Required action ::
Character for character, reproduce every entry below.

Dataset content ::

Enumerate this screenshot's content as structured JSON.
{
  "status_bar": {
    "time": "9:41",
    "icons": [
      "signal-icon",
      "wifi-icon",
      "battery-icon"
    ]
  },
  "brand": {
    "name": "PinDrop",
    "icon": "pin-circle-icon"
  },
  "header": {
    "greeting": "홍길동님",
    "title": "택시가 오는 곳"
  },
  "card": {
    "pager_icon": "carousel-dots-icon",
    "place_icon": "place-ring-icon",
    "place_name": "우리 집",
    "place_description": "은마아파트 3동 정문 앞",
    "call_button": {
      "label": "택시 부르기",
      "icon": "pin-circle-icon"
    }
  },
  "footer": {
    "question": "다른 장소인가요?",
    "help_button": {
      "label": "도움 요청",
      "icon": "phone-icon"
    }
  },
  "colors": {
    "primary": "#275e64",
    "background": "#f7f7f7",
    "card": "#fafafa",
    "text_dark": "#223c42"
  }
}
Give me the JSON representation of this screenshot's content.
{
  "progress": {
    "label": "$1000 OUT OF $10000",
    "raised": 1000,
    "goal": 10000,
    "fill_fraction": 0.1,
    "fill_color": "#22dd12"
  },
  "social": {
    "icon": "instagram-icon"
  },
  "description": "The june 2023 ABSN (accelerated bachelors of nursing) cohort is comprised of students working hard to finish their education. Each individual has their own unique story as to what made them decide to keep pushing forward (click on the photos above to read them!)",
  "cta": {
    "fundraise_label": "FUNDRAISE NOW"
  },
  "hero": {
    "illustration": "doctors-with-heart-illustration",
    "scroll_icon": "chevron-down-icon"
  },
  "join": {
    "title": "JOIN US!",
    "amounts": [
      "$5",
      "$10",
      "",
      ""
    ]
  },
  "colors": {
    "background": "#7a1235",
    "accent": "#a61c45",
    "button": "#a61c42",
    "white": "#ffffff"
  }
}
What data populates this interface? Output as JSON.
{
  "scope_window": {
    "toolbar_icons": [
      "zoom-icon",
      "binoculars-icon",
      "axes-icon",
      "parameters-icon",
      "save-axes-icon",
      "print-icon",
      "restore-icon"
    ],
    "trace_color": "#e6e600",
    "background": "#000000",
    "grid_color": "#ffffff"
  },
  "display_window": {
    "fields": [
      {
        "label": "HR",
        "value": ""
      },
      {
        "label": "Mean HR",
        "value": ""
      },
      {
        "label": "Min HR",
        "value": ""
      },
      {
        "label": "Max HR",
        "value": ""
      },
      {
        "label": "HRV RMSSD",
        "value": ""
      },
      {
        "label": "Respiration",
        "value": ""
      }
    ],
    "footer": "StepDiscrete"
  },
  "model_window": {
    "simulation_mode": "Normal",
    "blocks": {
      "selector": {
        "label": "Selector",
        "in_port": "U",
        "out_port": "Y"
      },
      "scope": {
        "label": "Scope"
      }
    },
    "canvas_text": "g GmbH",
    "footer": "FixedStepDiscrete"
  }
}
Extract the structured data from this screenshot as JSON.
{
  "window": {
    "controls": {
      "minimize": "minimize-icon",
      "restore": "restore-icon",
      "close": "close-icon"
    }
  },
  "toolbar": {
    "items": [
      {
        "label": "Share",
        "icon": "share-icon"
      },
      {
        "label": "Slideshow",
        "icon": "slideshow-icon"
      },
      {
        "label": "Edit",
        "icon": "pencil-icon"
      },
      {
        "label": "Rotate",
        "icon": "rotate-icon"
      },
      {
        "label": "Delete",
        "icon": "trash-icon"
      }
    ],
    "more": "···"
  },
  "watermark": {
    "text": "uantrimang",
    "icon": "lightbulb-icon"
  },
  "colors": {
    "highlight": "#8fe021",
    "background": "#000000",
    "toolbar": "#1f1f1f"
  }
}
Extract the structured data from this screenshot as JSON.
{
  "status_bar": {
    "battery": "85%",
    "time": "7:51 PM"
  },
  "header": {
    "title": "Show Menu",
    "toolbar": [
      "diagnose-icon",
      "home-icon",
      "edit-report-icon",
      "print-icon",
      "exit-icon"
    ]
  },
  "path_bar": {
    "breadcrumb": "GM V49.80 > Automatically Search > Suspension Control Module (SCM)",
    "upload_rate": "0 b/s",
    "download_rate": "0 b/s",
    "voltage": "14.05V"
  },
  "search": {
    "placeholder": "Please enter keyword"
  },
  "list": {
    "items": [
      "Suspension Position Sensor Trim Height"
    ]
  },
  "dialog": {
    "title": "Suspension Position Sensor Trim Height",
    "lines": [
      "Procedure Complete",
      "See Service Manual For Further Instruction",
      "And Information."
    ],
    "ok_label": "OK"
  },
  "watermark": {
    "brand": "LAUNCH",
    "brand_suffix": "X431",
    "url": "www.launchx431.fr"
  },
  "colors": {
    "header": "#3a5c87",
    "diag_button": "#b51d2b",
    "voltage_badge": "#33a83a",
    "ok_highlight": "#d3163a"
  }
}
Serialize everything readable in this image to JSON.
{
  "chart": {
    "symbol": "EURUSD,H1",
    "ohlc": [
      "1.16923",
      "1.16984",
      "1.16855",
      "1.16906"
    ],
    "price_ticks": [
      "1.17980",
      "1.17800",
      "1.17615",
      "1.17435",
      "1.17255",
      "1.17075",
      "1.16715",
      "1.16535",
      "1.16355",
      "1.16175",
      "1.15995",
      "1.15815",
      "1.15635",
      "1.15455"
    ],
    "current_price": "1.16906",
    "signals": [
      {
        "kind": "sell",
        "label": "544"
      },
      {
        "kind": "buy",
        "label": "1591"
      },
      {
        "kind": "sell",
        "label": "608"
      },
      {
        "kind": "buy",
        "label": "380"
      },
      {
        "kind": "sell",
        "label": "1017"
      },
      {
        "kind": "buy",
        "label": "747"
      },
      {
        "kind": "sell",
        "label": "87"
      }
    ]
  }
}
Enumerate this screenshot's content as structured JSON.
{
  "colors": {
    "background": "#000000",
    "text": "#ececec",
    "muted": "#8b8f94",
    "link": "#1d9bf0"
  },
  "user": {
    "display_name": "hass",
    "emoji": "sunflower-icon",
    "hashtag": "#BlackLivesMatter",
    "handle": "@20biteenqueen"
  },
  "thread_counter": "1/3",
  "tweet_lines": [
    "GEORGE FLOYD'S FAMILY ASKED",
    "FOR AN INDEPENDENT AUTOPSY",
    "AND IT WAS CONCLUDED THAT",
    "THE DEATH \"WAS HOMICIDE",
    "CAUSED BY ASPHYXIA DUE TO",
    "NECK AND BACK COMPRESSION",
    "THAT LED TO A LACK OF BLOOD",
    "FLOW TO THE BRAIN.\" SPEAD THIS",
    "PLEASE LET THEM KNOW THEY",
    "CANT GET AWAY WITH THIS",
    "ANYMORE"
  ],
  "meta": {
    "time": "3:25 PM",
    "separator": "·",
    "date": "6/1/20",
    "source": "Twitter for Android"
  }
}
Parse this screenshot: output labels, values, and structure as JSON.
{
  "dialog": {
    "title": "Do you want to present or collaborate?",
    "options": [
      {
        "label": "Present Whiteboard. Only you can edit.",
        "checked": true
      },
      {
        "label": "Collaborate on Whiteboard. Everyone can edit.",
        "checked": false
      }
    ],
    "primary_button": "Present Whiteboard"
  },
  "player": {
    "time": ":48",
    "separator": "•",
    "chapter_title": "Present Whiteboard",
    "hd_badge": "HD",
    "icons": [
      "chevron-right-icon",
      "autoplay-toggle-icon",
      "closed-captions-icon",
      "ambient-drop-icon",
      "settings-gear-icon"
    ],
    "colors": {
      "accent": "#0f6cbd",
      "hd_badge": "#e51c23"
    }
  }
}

Result of this exercise ::
Enumerate this screenshot's content as structured JSON.
{
  "status_bar": {
    "time": "9:41",
    "icons": [
      "signal-icon",
      "wifi-icon",
      "battery-icon"
    ]
  },
  "brand": {
    "name": "PinDrop",
    "icon": "pin-circle-icon"
  },
  "header": {
    "greeting": "홍길동님",
    "title": "택시가 오는 곳"
  },
  "card": {
    "pager_icon": "carousel-dots-icon",
    "place_icon": "place-ring-icon",
    "place_name": "우리 집",
    "place_description": "은마아파트 3동 정문 앞",
    "call_button": {
      "label": "택시 부르기",
      "icon": "pin-circle-icon"
    }
  },
  "footer": {
    "question": "다른 장소인가요?",
    "help_button": {
      "label": "도움 요청",
      "icon": "phone-icon"
    }
  },
  "colors": {
    "primary": "#275e64",
    "background": "#f7f7f7",
    "card": "#fafafa",
    "text_dark": "#223c42"
  }
}
Give me the JSON representation of this screenshot's content.
{
  "progress": {
    "label": "$1000 OUT OF $10000",
    "raised": 1000,
    "goal": 10000,
    "fill_fraction": 0.1,
    "fill_color": "#22dd12"
  },
  "social": {
    "icon": "instagram-icon"
  },
  "description": "The june 2023 ABSN (accelerated bachelors of nursing) cohort is comprised of students working hard to finish their education. Each individual has their own unique story as to what made them decide to keep pushing forward (click on the photos above to read them!)",
  "cta": {
    "fundraise_label": "FUNDRAISE NOW"
  },
  "hero": {
    "illustration": "doctors-with-heart-illustration",
    "scroll_icon": "chevron-down-icon"
  },
  "join": {
    "title": "JOIN US!",
    "amounts": [
      "$5",
      "$10",
      "",
      ""
    ]
  },
  "colors": {
    "background": "#7a1235",
    "accent": "#a61c45",
    "button": "#a61c42",
    "white": "#ffffff"
  }
}
What data populates this interface? Output as JSON.
{
  "scope_window": {
    "toolbar_icons": [
      "zoom-icon",
      "binoculars-icon",
      "axes-icon",
      "parameters-icon",
      "save-axes-icon",
      "print-icon",
      "restore-icon"
    ],
    "trace_color": "#e6e600",
    "background": "#000000",
    "grid_color": "#ffffff"
  },
  "display_window": {
    "fields": [
      {
        "label": "HR",
        "value": ""
      },
      {
        "label": "Mean HR",
        "value": ""
      },
      {
        "label": "Min HR",
        "value": ""
      },
      {
        "label": "Max HR",
        "value": ""
      },
      {
        "label": "HRV RMSSD",
        "value": ""
      },
      {
        "label": "Respiration",
        "value": ""
      }
    ],
    "footer": "StepDiscrete"
  },
  "model_window": {
    "simulation_mode": "Normal",
    "blocks": {
      "selector": {
        "label": "Selector",
        "in_port": "U",
        "out_port": "Y"
      },
      "scope": {
        "label": "Scope"
      }
    },
    "canvas_text": "g GmbH",
    "footer": "FixedStepDiscrete"
  }
}
Extract the structured data from this screenshot as JSON.
{
  "window": {
    "controls": {
      "minimize": "minimize-icon",
      "restore": "restore-icon",
      "close": "close-icon"
    }
  },
  "toolbar": {
    "items": [
      {
        "label": "Share",
        "icon": "share-icon"
      },
      {
        "label": "Slideshow",
        "icon": "slideshow-icon"
      },
      {
        "label": "Edit",
        "icon": "pencil-icon"
      },
      {
        "label": "Rotate",
        "icon": "rotate-icon"
      },
      {
        "label": "Delete",
        "icon": "trash-icon"
      }
    ],
    "more": "···"
  },
  "watermark": {
    "text": "uantrimang",
    "icon": "lightbulb-icon"
  },
  "colors": {
    "highlight": "#8fe021",
    "background": "#000000",
    "toolbar": "#1f1f1f"
  }
}
Extract the structured data from this screenshot as JSON.
{
  "status_bar": {
    "battery": "85%",
    "time": "7:51 PM"
  },
  "header": {
    "title": "Show Menu",
    "toolbar": [
      "diagnose-icon",
      "home-icon",
      "edit-report-icon",
      "print-icon",
      "exit-icon"
    ]
  },
  "path_bar": {
    "breadcrumb": "GM V49.80 > Automatically Search > Suspension Control Module (SCM)",
    "upload_rate": "0 b/s",
    "download_rate": "0 b/s",
    "voltage": "14.05V"
  },
  "search": {
    "placeholder": "Please enter keyword"
  },
  "list": {
    "items": [
      "Suspension Position Sensor Trim Height"
    ]
  },
  "dialog": {
    "title": "Suspension Position Sensor Trim Height",
    "lines": [
      "Procedure Complete",
      "See Service Manual For Further Instruction",
      "And Information."
    ],
    "ok_label": "OK"
  },
  "watermark": {
    "brand": "LAUNCH",
    "brand_suffix": "X431",
    "url": "www.launchx431.fr"
  },
  "colors": {
    "header": "#3a5c87",
    "diag_button": "#b51d2b",
    "voltage_badge": "#33a83a",
    "ok_highlight": "#d3163a"
  }
}
Serialize everything readable in this image to JSON.
{
  "chart": {
    "symbol": "EURUSD,H1",
    "ohlc": [
      "1.16923",
      "1.16984",
      "1.16855",
      "1.16906"
    ],
    "price_ticks": [
      "1.17980",
      "1.17800",
      "1.17615",
      "1.17435",
      "1.17255",
      "1.17075",
      "1.16715",
      "1.16535",
      "1.16355",
      "1.16175",
      "1.15995",
      "1.15815",
      "1.15635",
      "1.15455"
    ],
    "current_price": "1.16906",
    "signals": [
      {
        "kind": "sell",
        "label": "544"
      },
      {
        "kind": "buy",
        "label": "1591"
      },
      {
        "kind": "sell",
        "label": "608"
      },
      {
        "kind": "buy",
        "label": "380"
      },
      {
        "kind": "sell",
        "label": "1017"
      },
      {
        "kind": "buy",
        "label": "747"
      },
      {
        "kind": "sell",
        "label": "87"
      }
    ]
  }
}
Enumerate this screenshot's content as structured JSON.
{
  "colors": {
    "background": "#000000",
    "text": "#ececec",
    "muted": "#8b8f94",
    "link": "#1d9bf0"
  },
  "user": {
    "display_name": "hass",
    "emoji": "sunflower-icon",
    "hashtag": "#BlackLivesMatter",
    "handle": "@20biteenqueen"
  },
  "thread_counter": "1/3",
  "tweet_lines": [
    "GEORGE FLOYD'S FAMILY ASKED",
    "FOR AN INDEPENDENT AUTOPSY",
    "AND IT WAS CONCLUDED THAT",
    "THE DEATH \"WAS HOMICIDE",
    "CAUSED BY ASPHYXIA DUE TO",
    "NECK AND BACK COMPRESSION",
    "THAT LED TO A LACK OF BLOOD",
    "FLOW TO THE BRAIN.\" SPEAD THIS",
    "PLEASE LET THEM KNOW THEY",
    "CANT GET AWAY WITH THIS",
    "ANYMORE"
  ],
  "meta": {
    "time": "3:25 PM",
    "separator": "·",
    "date": "6/1/20",
    "source": "Twitter for Android"
  }
}
Parse this screenshot: output labels, values, and structure as JSON.
{
  "dialog": {
    "title": "Do you want to present or collaborate?",
    "options": [
      {
        "label": "Present Whiteboard. Only you can edit.",
        "checked": true
      },
      {
        "label": "Collaborate on Whiteboard. Everyone can edit.",
        "checked": false
      }
    ],
    "primary_button": "Present Whiteboard"
  },
  "player": {
    "time": ":48",
    "separator": "•",
    "chapter_title": "Present Whiteboard",
    "hd_badge": "HD",
    "icons": [
      "chevron-right-icon",
      "autoplay-toggle-icon",
      "closed-captions-icon",
      "ambient-drop-icon",
      "settings-gear-icon"
    ],
    "colors": {
      "accent": "#0f6cbd",
      "hd_badge": "#e51c23"
    }
  }
}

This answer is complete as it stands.